Jump to ContentJump to Main Navigation
Social Opulence and Private RestraintThe Consumer in British Socialist Thought Since 1800$
Users without a subscription are not able to see the full content.

Noel Thompson

Print publication date: 2015

Print ISBN-13: 9780199646012

Published to Oxford Scholarship Online: August 2015

DOI: 10.1093/acprof:oso/9780199646012.001.0001

Show Summary Details
Page of

PRINTED FROM OXFORD SCHOLARSHIP ONLINE (oxford.universitypressscholarship.com). (c) Copyright Oxford University Press, 2021. All Rights Reserved. An individual user may print out a PDF of a single chapter of a monograph in OSO for personal use. date: 23 July 2021

On the Cusp of Abundance

On the Cusp of Abundance

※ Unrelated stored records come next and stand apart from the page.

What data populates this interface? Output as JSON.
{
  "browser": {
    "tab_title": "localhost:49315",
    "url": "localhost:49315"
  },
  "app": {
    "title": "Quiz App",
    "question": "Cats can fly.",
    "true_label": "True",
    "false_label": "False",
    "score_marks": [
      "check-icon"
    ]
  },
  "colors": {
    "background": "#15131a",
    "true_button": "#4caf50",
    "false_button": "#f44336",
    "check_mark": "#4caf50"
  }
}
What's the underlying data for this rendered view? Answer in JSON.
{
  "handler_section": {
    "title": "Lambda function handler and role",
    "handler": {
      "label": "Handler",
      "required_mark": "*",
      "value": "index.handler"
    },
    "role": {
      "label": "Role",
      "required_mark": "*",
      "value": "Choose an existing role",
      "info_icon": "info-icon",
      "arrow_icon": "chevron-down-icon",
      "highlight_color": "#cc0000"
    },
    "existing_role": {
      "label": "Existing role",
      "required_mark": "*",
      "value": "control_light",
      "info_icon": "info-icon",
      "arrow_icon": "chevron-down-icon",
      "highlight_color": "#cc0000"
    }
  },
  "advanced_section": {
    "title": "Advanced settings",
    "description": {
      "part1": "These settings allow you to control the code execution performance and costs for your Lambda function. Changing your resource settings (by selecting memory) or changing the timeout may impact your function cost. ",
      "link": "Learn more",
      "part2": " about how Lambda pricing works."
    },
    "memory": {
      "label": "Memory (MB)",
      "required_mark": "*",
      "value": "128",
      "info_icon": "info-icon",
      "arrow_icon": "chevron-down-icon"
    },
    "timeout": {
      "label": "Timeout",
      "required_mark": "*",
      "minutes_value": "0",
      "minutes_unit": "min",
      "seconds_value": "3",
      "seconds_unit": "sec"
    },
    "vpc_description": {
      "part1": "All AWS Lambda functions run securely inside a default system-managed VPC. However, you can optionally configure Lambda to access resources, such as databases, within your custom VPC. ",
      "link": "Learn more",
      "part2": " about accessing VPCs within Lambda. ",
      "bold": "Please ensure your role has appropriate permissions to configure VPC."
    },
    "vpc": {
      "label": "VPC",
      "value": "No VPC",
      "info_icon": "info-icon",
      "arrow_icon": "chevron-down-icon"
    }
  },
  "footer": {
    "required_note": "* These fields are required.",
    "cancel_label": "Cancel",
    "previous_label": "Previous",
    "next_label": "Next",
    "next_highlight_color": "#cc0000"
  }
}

Chapter:
(p.11) 1 On the Cusp of Abundance
Source:
Social Opulence and Private Restraint
Author(s):

Noel Thompson

Publisher:
Oxford University Press
DOI:10.1093/acprof:oso/9780199646012.003.0002

This chapter considers the discussion of the consumer and consumption by socialist writers in the early part of the nineteenth century. Specifically it discusses how they responded to the emerging possibility of an expanded and diversified consumption and the opportunities and challenges which that presented for their conception of a future socialist society. In this context the chapter reviews their discussion of material abundance, their notions of what constituted natural and unnatural wants, the contemporary ethics of buying and selling, the character of consumption within the new moral world of their imagined co-operative communities, the extent to which such communities would need to educate and mould desire and the virtues of marrying private restraint with social opulence.

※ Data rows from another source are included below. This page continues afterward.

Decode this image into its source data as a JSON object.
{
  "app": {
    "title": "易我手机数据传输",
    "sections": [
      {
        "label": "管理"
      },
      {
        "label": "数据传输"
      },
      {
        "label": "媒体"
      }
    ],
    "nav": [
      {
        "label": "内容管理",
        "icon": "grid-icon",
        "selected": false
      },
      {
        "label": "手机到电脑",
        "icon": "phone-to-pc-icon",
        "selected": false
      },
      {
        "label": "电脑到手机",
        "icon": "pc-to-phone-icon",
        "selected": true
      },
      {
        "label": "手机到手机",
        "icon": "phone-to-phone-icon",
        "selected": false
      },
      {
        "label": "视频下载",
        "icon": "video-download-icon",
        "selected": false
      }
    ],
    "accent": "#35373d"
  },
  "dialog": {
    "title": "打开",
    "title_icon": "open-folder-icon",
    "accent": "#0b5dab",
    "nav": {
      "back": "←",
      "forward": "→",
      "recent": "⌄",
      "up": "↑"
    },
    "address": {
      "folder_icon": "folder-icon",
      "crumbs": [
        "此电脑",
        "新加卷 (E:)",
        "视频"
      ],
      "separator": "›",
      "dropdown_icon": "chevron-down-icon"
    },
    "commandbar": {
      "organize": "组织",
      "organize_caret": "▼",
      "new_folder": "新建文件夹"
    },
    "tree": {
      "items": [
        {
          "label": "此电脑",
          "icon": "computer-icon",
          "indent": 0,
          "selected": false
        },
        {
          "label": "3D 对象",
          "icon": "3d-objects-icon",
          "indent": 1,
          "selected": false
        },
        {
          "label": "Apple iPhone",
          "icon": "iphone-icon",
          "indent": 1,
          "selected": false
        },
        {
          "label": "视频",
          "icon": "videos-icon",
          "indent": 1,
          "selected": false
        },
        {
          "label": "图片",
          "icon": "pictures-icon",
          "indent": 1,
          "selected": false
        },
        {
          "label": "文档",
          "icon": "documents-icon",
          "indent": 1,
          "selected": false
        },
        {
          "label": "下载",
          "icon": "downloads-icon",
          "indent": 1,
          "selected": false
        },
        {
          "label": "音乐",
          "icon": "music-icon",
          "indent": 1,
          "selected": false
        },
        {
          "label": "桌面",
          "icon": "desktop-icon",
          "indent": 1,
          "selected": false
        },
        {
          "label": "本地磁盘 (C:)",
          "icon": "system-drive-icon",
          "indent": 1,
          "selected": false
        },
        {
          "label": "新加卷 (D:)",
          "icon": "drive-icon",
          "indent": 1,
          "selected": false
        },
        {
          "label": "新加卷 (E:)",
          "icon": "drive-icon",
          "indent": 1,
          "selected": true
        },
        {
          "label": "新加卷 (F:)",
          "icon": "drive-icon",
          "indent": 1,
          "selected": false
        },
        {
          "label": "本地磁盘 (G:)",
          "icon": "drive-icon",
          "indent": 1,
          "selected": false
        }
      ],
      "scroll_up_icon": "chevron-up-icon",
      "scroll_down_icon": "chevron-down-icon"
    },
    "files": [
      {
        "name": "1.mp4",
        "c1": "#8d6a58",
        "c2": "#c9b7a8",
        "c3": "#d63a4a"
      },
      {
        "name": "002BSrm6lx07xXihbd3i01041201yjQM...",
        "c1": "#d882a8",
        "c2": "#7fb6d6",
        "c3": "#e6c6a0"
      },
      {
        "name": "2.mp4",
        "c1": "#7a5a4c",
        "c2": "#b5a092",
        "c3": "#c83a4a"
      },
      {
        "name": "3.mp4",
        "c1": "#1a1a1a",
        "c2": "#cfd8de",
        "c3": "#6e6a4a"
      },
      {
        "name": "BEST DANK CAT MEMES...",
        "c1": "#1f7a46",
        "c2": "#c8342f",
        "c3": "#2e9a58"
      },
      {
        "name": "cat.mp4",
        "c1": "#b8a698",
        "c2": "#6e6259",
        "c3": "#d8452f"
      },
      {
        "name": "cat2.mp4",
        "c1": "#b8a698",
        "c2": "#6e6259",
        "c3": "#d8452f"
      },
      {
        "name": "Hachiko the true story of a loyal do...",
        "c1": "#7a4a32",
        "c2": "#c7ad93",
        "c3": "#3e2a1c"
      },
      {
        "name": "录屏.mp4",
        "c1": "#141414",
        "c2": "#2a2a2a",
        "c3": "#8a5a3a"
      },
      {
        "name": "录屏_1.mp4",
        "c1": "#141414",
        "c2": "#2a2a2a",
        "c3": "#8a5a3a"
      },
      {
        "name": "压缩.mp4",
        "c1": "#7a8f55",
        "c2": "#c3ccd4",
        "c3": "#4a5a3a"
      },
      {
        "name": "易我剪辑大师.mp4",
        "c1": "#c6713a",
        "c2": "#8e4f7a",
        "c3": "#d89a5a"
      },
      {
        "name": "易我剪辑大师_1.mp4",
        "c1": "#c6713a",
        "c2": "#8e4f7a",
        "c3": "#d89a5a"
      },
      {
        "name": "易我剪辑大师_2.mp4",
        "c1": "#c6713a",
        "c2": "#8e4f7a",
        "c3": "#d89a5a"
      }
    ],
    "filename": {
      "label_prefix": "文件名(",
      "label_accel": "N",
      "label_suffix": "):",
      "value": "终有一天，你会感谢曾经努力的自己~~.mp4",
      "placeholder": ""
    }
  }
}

Keywords:   socialism, abundance, desire, consumer, consumption, needs, social opulence, private restraint

Oxford Scholarship Online requires a subscription or purchase to access the full text of books within the service. Public users can however freely search the site and view the abstracts and keywords for each book and chapter.

Please, subscribe or login to access full text content.

If you think you should have access to this title, please contact your librarian.

To troubleshoot, please check our FAQs , and if you can't find the answer there, please contact us .